▶ _Work instructions_
Your job is to retype the whole listing exactly.

▶ _Material provided_
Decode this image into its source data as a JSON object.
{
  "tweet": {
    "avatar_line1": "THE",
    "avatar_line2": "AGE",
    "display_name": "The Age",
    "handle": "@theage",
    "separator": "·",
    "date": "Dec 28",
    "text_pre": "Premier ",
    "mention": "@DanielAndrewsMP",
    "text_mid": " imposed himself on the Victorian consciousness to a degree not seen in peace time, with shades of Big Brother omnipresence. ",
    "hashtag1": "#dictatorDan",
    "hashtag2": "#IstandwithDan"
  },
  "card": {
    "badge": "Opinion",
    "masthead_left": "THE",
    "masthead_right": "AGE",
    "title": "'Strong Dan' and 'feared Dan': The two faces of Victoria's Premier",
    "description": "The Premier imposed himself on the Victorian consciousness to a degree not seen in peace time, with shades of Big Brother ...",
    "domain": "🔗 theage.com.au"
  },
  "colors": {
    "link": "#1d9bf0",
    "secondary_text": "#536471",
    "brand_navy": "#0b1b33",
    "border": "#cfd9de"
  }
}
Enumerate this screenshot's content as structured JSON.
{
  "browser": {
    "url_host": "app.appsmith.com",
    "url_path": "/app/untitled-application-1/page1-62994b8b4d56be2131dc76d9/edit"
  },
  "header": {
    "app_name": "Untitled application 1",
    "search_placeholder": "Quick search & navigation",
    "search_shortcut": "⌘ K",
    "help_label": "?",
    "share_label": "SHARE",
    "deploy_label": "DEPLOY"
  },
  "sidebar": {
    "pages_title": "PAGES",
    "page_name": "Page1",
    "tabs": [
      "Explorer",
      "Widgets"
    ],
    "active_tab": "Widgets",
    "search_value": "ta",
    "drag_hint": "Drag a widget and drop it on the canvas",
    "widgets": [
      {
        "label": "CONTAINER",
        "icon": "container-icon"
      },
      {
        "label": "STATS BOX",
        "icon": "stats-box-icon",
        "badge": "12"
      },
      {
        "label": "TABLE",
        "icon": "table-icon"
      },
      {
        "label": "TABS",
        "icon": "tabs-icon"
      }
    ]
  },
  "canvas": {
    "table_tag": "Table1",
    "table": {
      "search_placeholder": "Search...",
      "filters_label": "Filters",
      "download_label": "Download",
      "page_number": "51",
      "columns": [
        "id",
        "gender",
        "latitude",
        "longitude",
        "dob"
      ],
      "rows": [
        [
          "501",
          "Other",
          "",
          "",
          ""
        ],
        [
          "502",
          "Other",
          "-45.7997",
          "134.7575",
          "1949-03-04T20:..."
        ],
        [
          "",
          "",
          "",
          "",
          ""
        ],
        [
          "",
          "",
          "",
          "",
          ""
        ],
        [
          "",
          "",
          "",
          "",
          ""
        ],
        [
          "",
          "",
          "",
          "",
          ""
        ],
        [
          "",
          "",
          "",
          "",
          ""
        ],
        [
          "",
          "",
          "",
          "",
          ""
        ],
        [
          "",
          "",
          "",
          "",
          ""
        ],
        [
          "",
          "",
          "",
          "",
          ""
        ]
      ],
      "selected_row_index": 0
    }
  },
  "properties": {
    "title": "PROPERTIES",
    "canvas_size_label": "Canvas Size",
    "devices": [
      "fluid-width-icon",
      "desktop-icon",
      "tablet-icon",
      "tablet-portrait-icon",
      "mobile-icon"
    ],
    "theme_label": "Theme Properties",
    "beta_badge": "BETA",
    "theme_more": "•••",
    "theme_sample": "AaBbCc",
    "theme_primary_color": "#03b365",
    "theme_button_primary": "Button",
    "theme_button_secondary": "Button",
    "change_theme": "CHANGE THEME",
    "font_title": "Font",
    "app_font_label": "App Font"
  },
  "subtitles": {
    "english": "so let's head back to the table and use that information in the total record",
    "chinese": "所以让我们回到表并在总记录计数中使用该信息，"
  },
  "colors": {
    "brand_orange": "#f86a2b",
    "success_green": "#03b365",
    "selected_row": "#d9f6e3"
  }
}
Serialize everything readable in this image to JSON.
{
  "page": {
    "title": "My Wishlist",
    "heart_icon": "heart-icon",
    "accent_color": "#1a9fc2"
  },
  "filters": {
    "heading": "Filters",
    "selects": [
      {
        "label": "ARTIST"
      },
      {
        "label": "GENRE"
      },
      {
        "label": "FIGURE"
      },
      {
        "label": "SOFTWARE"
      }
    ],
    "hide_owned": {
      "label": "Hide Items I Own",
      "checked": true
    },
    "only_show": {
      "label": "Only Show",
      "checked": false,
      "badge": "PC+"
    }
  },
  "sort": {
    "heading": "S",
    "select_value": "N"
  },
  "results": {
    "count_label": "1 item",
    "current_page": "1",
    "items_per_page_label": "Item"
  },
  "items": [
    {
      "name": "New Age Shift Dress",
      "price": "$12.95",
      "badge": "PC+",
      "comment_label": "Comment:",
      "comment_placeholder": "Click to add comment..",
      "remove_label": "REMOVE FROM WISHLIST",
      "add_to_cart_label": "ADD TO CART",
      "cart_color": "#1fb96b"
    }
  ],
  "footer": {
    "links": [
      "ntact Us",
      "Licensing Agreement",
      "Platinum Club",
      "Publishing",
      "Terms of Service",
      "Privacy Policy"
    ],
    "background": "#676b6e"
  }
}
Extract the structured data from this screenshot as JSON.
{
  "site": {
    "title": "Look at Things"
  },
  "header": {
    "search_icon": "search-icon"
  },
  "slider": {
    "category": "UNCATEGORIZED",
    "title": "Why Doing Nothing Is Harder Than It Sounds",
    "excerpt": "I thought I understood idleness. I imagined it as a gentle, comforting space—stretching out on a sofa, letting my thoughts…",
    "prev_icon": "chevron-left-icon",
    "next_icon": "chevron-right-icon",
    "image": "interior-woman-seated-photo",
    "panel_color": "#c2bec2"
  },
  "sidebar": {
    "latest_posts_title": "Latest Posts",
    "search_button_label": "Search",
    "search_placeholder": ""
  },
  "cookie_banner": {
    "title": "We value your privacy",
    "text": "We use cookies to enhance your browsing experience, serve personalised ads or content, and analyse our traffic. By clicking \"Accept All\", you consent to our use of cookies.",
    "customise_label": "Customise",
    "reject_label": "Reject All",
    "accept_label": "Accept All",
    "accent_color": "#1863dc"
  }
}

▶ _Exercise solution_
Decode this image into its source data as a JSON object.
{
  "tweet": {
    "avatar_line1": "THE",
    "avatar_line2": "AGE",
    "display_name": "The Age",
    "handle": "@theage",
    "separator": "·",
    "date": "Dec 28",
    "text_pre": "Premier ",
    "mention": "@DanielAndrewsMP",
    "text_mid": " imposed himself on the Victorian consciousness to a degree not seen in peace time, with shades of Big Brother omnipresence. ",
    "hashtag1": "#dictatorDan",
    "hashtag2": "#IstandwithDan"
  },
  "card": {
    "badge": "Opinion",
    "masthead_left": "THE",
    "masthead_right": "AGE",
    "title": "'Strong Dan' and 'feared Dan': The two faces of Victoria's Premier",
    "description": "The Premier imposed himself on the Victorian consciousness to a degree not seen in peace time, with shades of Big Brother ...",
    "domain": "🔗 theage.com.au"
  },
  "colors": {
    "link": "#1d9bf0",
    "secondary_text": "#536471",
    "brand_navy": "#0b1b33",
    "border": "#cfd9de"
  }
}
Enumerate this screenshot's content as structured JSON.
{
  "browser": {
    "url_host": "app.appsmith.com",
    "url_path": "/app/untitled-application-1/page1-62994b8b4d56be2131dc76d9/edit"
  },
  "header": {
    "app_name": "Untitled application 1",
    "search_placeholder": "Quick search & navigation",
    "search_shortcut": "⌘ K",
    "help_label": "?",
    "share_label": "SHARE",
    "deploy_label": "DEPLOY"
  },
  "sidebar": {
    "pages_title": "PAGES",
    "page_name": "Page1",
    "tabs": [
      "Explorer",
      "Widgets"
    ],
    "active_tab": "Widgets",
    "search_value": "ta",
    "drag_hint": "Drag a widget and drop it on the canvas",
    "widgets": [
      {
        "label": "CONTAINER",
        "icon": "container-icon"
      },
      {
        "label": "STATS BOX",
        "icon": "stats-box-icon",
        "badge": "12"
      },
      {
        "label": "TABLE",
        "icon": "table-icon"
      },
      {
        "label": "TABS",
        "icon": "tabs-icon"
      }
    ]
  },
  "canvas": {
    "table_tag": "Table1",
    "table": {
      "search_placeholder": "Search...",
      "filters_label": "Filters",
      "download_label": "Download",
      "page_number": "51",
      "columns": [
        "id",
        "gender",
        "latitude",
        "longitude",
        "dob"
      ],
      "rows": [
        [
          "501",
          "Other",
          "",
          "",
          ""
        ],
        [
          "502",
          "Other",
          "-45.7997",
          "134.7575",
          "1949-03-04T20:..."
        ],
        [
          "",
          "",
          "",
          "",
          ""
        ],
        [
          "",
          "",
          "",
          "",
          ""
        ],
        [
          "",
          "",
          "",
          "",
          ""
        ],
        [
          "",
          "",
          "",
          "",
          ""
        ],
        [
          "",
          "",
          "",
          "",
          ""
        ],
        [
          "",
          "",
          "",
          "",
          ""
        ],
        [
          "",
          "",
          "",
          "",
          ""
        ],
        [
          "",
          "",
          "",
          "",
          ""
        ]
      ],
      "selected_row_index": 0
    }
  },
  "properties": {
    "title": "PROPERTIES",
    "canvas_size_label": "Canvas Size",
    "devices": [
      "fluid-width-icon",
      "desktop-icon",
      "tablet-icon",
      "tablet-portrait-icon",
      "mobile-icon"
    ],
    "theme_label": "Theme Properties",
    "beta_badge": "BETA",
    "theme_more": "•••",
    "theme_sample": "AaBbCc",
    "theme_primary_color": "#03b365",
    "theme_button_primary": "Button",
    "theme_button_secondary": "Button",
    "change_theme": "CHANGE THEME",
    "font_title": "Font",
    "app_font_label": "App Font"
  },
  "subtitles": {
    "english": "so let's head back to the table and use that information in the total record",
    "chinese": "所以让我们回到表并在总记录计数中使用该信息，"
  },
  "colors": {
    "brand_orange": "#f86a2b",
    "success_green": "#03b365",
    "selected_row": "#d9f6e3"
  }
}
Serialize everything readable in this image to JSON.
{
  "page": {
    "title": "My Wishlist",
    "heart_icon": "heart-icon",
    "accent_color": "#1a9fc2"
  },
  "filters": {
    "heading": "Filters",
    "selects": [
      {
        "label": "ARTIST"
      },
      {
        "label": "GENRE"
      },
      {
        "label": "FIGURE"
      },
      {
        "label": "SOFTWARE"
      }
    ],
    "hide_owned": {
      "label": "Hide Items I Own",
      "checked": true
    },
    "only_show": {
      "label": "Only Show",
      "checked": false,
      "badge": "PC+"
    }
  },
  "sort": {
    "heading": "S",
    "select_value": "N"
  },
  "results": {
    "count_label": "1 item",
    "current_page": "1",
    "items_per_page_label": "Item"
  },
  "items": [
    {
      "name": "New Age Shift Dress",
      "price": "$12.95",
      "badge": "PC+",
      "comment_label": "Comment:",
      "comment_placeholder": "Click to add comment..",
      "remove_label": "REMOVE FROM WISHLIST",
      "add_to_cart_label": "ADD TO CART",
      "cart_color": "#1fb96b"
    }
  ],
  "footer": {
    "links": [
      "ntact Us",
      "Licensing Agreement",
      "Platinum Club",
      "Publishing",
      "Terms of Service",
      "Privacy Policy"
    ],
    "background": "#676b6e"
  }
}
Extract the structured data from this screenshot as JSON.
{
  "site": {
    "title": "Look at Things"
  },
  "header": {
    "search_icon": "search-icon"
  },
  "slider": {
    "category": "UNCATEGORIZED",
    "title": "Why Doing Nothing Is Harder Than It Sounds",
    "excerpt": "I thought I understood idleness. I imagined it as a gentle, comforting space—stretching out on a sofa, letting my thoughts…",
    "prev_icon": "chevron-left-icon",
    "next_icon": "chevron-right-icon",
    "image": "interior-woman-seated-photo",
    "panel_color": "#c2bec2"
  },
  "sidebar": {
    "latest_posts_title": "Latest Posts",
    "search_button_label": "Search",
    "search_placeholder": ""
  },
  "cookie_banner": {
    "title": "We value your privacy",
    "text": "We use cookies to enhance your browsing experience, serve personalised ads or content, and analyse our traffic. By clicking \"Accept All\", you consent to our use of cookies.",
    "customise_label": "Customise",
    "reject_label": "Reject All",
    "accept_label": "Accept All",
    "accent_color": "#1863dc"
  }
}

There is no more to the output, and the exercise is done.